Lidia Bastianich loves the new cookbook in which she collaborated with her grandson (and son-in-law), Michael Weber, and he has clearly loved it too. Titled “Lidia’s Family Table” (William Morrow), the cookbook offers some serious practical wisdom as well as the recipes Bastianich has been preparing her whole life.
The 98 recipes in the book take readers on a passionate journey through the Italian-American woman’s culinary journey, from her first recipes, for a chocolate pudding (Alfredo Cavalieri) and beef stew (Otto Antinori), to juicy braised red meat to elegant desserts like souffle and Frangelico (a bitter, alcoholic liqueur by Pernod Ricard).
“The key to cooking any dish is to taste it until you can taste it straight from the earth,” says Bastianich, adding that you should always be thrilled by what you taste. But if you don’t taste it, you don’t cook it. “You should try as many things as you can, then when it comes to a specific dish, make sure that your technique and what you add in to it will bring it to life, to wow your guests.”
Bastianich introduced each recipe at the Italian American Heritage Museum, where Weber works as director of events.
The author, whose husband, Robert Bastianich, has helmed the popular market food delivery service Eataly, calls the cooking process very improvisational. “We rarely plan when it comes to food,” she says. “So you never know where the ingredients will come from. And that’s the spirit I like.”
Once a recipe is chosen, Weber and his grandmother would collaborate and gather ingredients together. “We would sit around and cook together,” Bastianich says. “It was like one big Sunday dinner.”
And yes, the family galiano, as she refers to the cookbook and herself, sometimes brings a baby pig to the table. She says, though, that she and her niece don’t get as crazy with the pigs as people might think. “I always say no pig, no sauce!” Bastianich says with a laugh.
Bastianich typically works with one or two items in her recipe book that she spends a lot of time experimenting with and that are not featured in her other cookbooks. In this case, for example, she and Weber took the St. Louis-style sandwich, a traditional east coast specialty, and put fresh Italian-style salami (not gorgonzola) on top. They also took the fixings (tomato, lettuce, green onion) and created a surprisingly substantial baked pasta dish using rotini pasta, spaghetti sauce and mozzarella cheese.
Bastianich says her favorite recipe in the cookbook is for beer-braised beef short ribs. She can’t remember the name of the original, but says it’s not unusual for her to tell people it’s the only thing she uses to cook for her family. She makes sure to get everyone together to share the recipe, which she adds is more savory than sweet. And she can even make it gluten-free.

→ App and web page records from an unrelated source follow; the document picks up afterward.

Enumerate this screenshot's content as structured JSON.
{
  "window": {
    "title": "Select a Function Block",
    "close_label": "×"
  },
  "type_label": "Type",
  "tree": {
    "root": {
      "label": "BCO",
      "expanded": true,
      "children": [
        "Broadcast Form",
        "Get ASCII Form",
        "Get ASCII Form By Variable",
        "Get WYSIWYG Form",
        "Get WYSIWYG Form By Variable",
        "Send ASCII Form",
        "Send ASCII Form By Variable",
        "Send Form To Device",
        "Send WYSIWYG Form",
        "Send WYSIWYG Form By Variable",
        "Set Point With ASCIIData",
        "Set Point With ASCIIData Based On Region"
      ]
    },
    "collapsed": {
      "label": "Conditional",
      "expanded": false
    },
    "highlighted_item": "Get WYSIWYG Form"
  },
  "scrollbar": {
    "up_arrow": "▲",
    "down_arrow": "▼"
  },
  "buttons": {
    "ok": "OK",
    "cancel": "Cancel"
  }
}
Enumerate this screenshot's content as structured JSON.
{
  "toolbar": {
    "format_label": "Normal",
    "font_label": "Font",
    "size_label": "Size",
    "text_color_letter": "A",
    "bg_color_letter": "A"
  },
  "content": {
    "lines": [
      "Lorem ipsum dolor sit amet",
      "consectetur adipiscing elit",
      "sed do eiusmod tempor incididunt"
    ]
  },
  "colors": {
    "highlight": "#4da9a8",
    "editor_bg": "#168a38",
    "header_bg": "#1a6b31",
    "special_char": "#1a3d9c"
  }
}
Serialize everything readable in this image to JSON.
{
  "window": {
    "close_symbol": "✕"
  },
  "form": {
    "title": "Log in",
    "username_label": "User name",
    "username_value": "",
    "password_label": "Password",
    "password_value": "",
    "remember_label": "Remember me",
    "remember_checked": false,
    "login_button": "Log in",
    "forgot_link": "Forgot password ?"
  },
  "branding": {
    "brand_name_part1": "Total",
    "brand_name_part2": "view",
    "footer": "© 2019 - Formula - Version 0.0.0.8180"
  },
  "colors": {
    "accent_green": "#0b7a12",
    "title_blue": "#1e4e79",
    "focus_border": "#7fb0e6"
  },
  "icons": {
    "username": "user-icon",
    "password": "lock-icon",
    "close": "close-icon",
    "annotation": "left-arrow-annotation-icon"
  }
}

Bastianich says that if you love short ribs or simply love beer, this is the perfect recipe for you.
“It takes a little longer than an Italian meal, but it’s so delicious,” she says. “It’s not gimmicky. It’s not the big fancy, finger food, but for those who love short ribs, which they should, this recipe is so good.”
Beer-braised Beef Short Ribs
Total time: 1 1/2 hours, plus refrigeration time | Serves 6 to 8
2 racks (8 ounces each) lamb shanks
3 tablespoons extra-virgin olive oil
1 1/2 cups dry white wine
1 medium onion, diced
2 cloves garlic, minced
2 sprigs fresh thyme
2 bay leaves
1 tablespoon each: chopped fresh parsley, allspice
1 (12-ounce) can beer
1 (10-ounce) jar beef broth